Task brief – Each line of the data below that carries the word "name" needs to be copied.
*** Supplied information
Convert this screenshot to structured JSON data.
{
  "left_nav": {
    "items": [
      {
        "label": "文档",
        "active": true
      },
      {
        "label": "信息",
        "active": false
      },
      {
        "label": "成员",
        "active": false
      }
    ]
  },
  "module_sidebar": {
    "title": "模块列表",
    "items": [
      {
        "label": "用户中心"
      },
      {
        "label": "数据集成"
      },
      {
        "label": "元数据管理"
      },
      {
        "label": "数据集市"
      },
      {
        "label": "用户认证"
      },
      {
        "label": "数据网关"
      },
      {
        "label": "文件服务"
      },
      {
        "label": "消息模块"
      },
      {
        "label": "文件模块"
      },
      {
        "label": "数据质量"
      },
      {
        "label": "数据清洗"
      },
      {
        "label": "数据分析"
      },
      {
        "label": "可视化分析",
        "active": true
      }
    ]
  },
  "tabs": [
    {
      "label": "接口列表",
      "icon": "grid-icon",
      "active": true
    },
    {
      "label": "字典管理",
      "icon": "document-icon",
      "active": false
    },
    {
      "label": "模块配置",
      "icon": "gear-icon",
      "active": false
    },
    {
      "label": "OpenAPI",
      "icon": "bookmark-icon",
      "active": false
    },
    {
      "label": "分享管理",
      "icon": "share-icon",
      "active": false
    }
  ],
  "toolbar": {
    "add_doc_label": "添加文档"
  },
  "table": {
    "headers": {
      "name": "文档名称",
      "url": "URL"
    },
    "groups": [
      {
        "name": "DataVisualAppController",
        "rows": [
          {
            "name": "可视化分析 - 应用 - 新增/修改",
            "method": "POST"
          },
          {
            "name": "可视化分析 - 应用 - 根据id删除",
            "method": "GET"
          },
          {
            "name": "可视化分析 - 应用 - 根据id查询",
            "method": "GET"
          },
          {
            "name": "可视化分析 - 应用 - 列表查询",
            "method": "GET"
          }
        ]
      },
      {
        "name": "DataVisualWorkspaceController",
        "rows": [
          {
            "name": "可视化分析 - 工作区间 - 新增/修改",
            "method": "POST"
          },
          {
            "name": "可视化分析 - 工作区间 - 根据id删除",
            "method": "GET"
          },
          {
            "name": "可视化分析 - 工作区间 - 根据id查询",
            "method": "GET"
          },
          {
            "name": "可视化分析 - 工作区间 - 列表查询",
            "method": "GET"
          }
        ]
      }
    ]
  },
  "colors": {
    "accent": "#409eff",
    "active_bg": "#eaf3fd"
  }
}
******
Your solution –
      "name": "文档名称",
        "name": "DataVisualAppController",
            "name": "可视化分析 - 应用 - 新增/修改",
            "name": "可视化分析 - 应用 - 根据id删除",
            "name": "可视化分析 - 应用 - 根据id查询",
            "name": "可视化分析 - 应用 - 列表查询",
        "name": "DataVisualWorkspaceController",
            "name": "可视化分析 - 工作区间 - 新增/修改",
            "name": "可视化分析 - 工作区间 - 根据id删除",
            "name": "可视化分析 - 工作区间 - 根据id查询",
            "name": "可视化分析 - 工作区间 - 列表查询",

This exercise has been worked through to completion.